RECORDS SUPPLIED>
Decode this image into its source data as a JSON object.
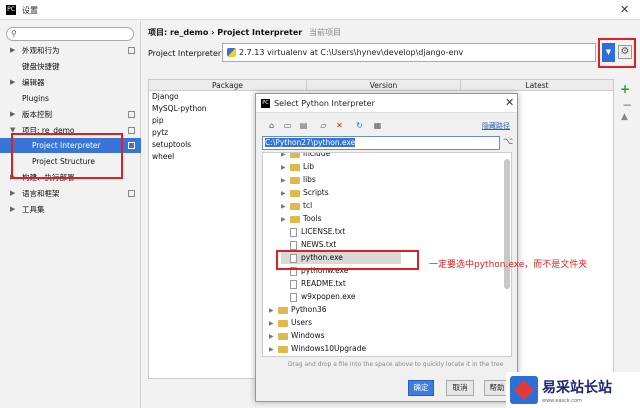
{
  "window": {
    "title": "设置",
    "app_icon": "PC"
  },
  "sidebar": {
    "items": [
      {
        "label": "外观和行为",
        "arrow": "▶"
      },
      {
        "label": "键盘快捷键",
        "arrow": ""
      },
      {
        "label": "编辑器",
        "arrow": "▶"
      },
      {
        "label": "Plugins",
        "arrow": ""
      },
      {
        "label": "版本控制",
        "arrow": "▶"
      },
      {
        "label": "项目: re_demo",
        "arrow": "▼"
      },
      {
        "label": "Project Interpreter",
        "arrow": ""
      },
      {
        "label": "Project Structure",
        "arrow": ""
      },
      {
        "label": "构建、执行部署",
        "arrow": "▶"
      },
      {
        "label": "语言和框架",
        "arrow": "▶"
      },
      {
        "label": "工具集",
        "arrow": "▶"
      }
    ]
  },
  "main": {
    "breadcrumb": "项目: re_demo › Project Interpreter",
    "breadcrumb_sub": "当前项目",
    "interpreter_label": "Project Interpreter:",
    "interpreter_value": "2.7.13 virtualenv at C:\\Users\\hynev\\develop\\django-env"
  },
  "table": {
    "columns": [
      "Package",
      "Version",
      "Latest"
    ],
    "packages": [
      "Django",
      "MySQL-python",
      "pip",
      "pytz",
      "setuptools",
      "wheel"
    ]
  },
  "dialog": {
    "title": "Select Python Interpreter",
    "hide_path": "隐藏路径",
    "path": "C:\\Python27\\python.exe",
    "tree": [
      {
        "label": "include",
        "kind": "folder",
        "level": 2
      },
      {
        "label": "Lib",
        "kind": "folder",
        "level": 2
      },
      {
        "label": "libs",
        "kind": "folder",
        "level": 2
      },
      {
        "label": "Scripts",
        "kind": "folder",
        "level": 2
      },
      {
        "label": "tcl",
        "kind": "folder",
        "level": 2
      },
      {
        "label": "Tools",
        "kind": "folder",
        "level": 2
      },
      {
        "label": "LICENSE.txt",
        "kind": "file",
        "level": 2
      },
      {
        "label": "NEWS.txt",
        "kind": "file",
        "level": 2
      },
      {
        "label": "python.exe",
        "kind": "file",
        "level": 2,
        "selected": true
      },
      {
        "label": "pythonw.exe",
        "kind": "file",
        "level": 2
      },
      {
        "label": "README.txt",
        "kind": "file",
        "level": 2
      },
      {
        "label": "w9xpopen.exe",
        "kind": "file",
        "level": 2
      },
      {
        "label": "Python36",
        "kind": "folder",
        "level": 1
      },
      {
        "label": "Users",
        "kind": "folder",
        "level": 1
      },
      {
        "label": "Windows",
        "kind": "folder",
        "level": 1
      },
      {
        "label": "Windows10Upgrade",
        "kind": "folder",
        "level": 1
      }
    ],
    "hint": "Drag and drop a file into the space above to quickly locate it in the tree",
    "ok": "确定",
    "cancel": "取消",
    "help": "帮助"
  },
  "annotation": "一定要选中python.exe，而不是文件夹",
  "watermark": {
    "text": "易采站长站",
    "url": "www.easck.com"
  },
  "colors": {
    "accent": "#3875d7",
    "highlight": "#e02020"
  }
}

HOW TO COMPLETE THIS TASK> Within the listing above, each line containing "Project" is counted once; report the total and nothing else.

EXERCISE RESPONSE> 4